> [TASK DIRECTIONS]: Tally the lines below that contain the word "screenshot", then give the tally and nothing more.

> [DATA SECTION]:
______________________________

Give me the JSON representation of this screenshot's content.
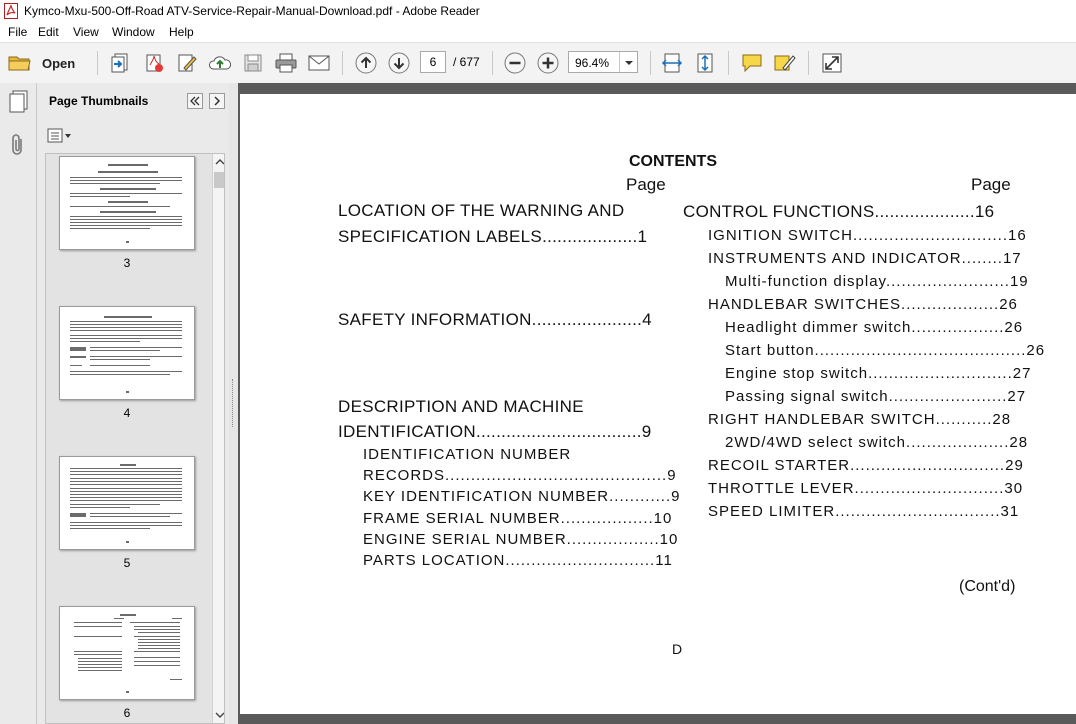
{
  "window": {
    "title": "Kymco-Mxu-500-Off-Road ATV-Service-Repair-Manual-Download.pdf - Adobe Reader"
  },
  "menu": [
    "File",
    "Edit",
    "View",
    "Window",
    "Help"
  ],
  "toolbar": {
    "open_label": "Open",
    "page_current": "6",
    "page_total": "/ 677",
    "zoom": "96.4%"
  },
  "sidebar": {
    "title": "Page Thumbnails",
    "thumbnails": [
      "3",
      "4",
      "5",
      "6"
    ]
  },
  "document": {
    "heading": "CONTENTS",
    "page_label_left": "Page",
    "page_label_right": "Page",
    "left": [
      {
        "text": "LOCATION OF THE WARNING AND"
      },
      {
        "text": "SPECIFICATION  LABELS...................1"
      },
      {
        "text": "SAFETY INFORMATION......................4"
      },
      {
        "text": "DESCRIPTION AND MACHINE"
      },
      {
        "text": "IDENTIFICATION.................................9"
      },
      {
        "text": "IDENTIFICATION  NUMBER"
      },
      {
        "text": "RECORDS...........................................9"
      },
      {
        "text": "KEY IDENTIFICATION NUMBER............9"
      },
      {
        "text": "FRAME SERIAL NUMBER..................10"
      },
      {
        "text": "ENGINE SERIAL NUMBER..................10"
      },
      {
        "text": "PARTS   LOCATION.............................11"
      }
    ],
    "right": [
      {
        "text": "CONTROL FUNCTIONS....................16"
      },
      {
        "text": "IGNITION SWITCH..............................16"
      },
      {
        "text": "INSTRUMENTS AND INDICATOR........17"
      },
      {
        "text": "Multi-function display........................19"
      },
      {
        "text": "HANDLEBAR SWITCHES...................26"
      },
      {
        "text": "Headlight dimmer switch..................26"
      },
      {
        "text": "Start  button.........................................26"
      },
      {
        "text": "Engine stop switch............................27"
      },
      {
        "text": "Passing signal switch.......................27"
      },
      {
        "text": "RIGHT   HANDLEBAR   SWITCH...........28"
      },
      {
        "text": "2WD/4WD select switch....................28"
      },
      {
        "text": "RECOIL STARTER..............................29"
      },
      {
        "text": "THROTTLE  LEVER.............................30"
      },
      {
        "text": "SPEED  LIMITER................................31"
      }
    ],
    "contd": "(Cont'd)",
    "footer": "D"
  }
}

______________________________

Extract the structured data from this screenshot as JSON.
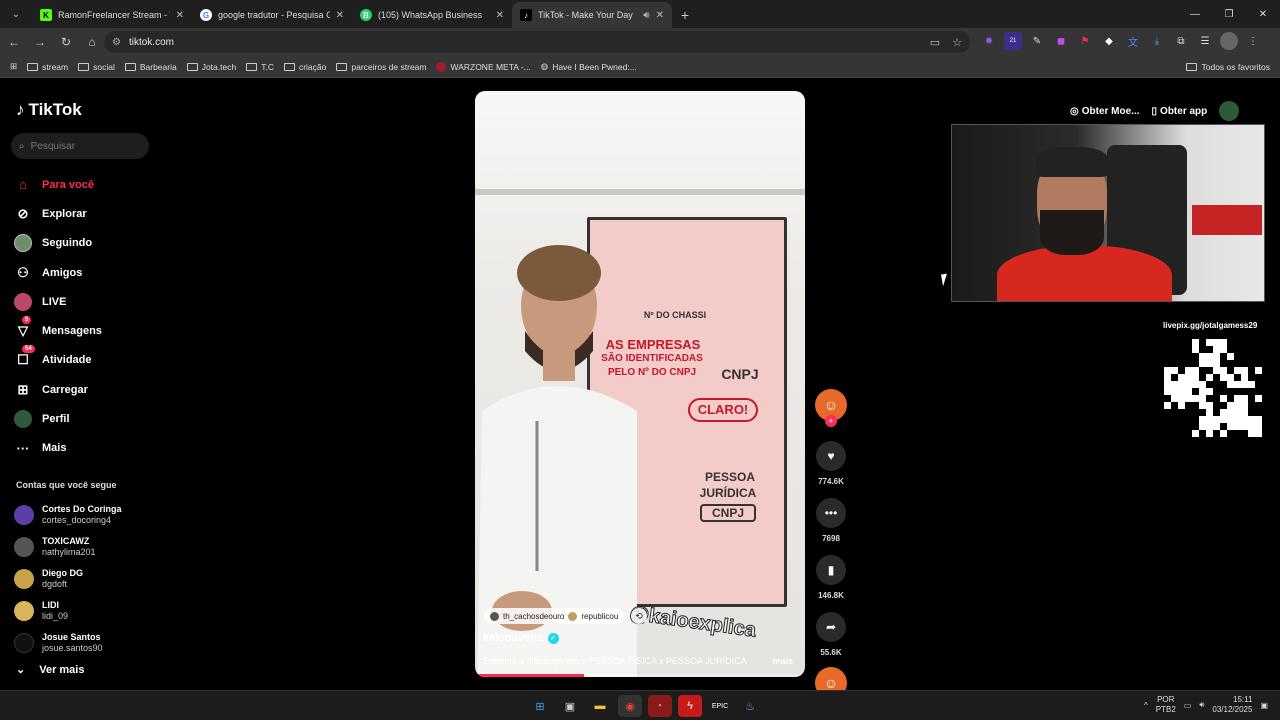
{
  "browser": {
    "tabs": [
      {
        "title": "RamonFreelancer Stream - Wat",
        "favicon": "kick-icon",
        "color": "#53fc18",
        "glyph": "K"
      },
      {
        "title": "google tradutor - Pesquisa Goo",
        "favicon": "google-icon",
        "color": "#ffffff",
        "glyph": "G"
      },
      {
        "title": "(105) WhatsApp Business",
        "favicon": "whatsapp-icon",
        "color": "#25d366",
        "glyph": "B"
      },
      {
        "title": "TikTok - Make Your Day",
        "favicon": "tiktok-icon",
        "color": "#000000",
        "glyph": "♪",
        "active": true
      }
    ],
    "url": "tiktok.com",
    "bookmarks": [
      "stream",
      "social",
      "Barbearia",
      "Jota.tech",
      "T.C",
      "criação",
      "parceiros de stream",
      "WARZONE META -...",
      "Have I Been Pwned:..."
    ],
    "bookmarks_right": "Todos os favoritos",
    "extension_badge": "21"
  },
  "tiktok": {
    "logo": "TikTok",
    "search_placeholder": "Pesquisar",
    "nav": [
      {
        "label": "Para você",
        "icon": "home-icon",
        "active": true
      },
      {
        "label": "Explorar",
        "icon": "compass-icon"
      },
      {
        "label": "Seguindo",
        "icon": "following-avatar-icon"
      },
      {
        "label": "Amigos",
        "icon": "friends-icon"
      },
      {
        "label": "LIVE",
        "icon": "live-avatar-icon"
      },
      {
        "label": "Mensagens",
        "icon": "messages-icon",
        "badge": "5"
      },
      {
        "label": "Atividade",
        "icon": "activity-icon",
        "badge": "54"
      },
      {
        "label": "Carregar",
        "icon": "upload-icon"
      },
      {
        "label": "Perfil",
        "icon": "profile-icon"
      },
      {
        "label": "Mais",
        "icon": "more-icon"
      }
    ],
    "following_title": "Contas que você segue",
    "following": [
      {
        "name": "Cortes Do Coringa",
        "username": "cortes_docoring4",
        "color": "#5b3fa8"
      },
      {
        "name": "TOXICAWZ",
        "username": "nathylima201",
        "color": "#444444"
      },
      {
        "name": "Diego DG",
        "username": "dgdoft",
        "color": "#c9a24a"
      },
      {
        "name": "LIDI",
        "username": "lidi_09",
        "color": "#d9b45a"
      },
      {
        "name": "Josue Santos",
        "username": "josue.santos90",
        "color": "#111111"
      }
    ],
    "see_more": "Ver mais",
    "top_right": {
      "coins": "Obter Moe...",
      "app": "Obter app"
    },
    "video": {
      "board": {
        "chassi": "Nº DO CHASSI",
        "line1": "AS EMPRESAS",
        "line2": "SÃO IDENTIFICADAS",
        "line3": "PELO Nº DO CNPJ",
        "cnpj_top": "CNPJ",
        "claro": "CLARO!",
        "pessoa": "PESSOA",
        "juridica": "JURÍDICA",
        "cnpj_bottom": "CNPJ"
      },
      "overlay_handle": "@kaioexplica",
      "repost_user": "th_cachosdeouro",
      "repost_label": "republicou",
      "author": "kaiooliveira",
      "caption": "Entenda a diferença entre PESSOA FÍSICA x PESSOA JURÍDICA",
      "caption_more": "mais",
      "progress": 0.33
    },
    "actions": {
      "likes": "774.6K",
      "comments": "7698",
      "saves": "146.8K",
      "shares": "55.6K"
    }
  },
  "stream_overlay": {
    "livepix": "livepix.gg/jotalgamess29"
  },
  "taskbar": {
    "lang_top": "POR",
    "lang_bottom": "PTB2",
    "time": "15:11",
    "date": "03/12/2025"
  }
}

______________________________

> [OUTPUT FOR THIS TASK]: 2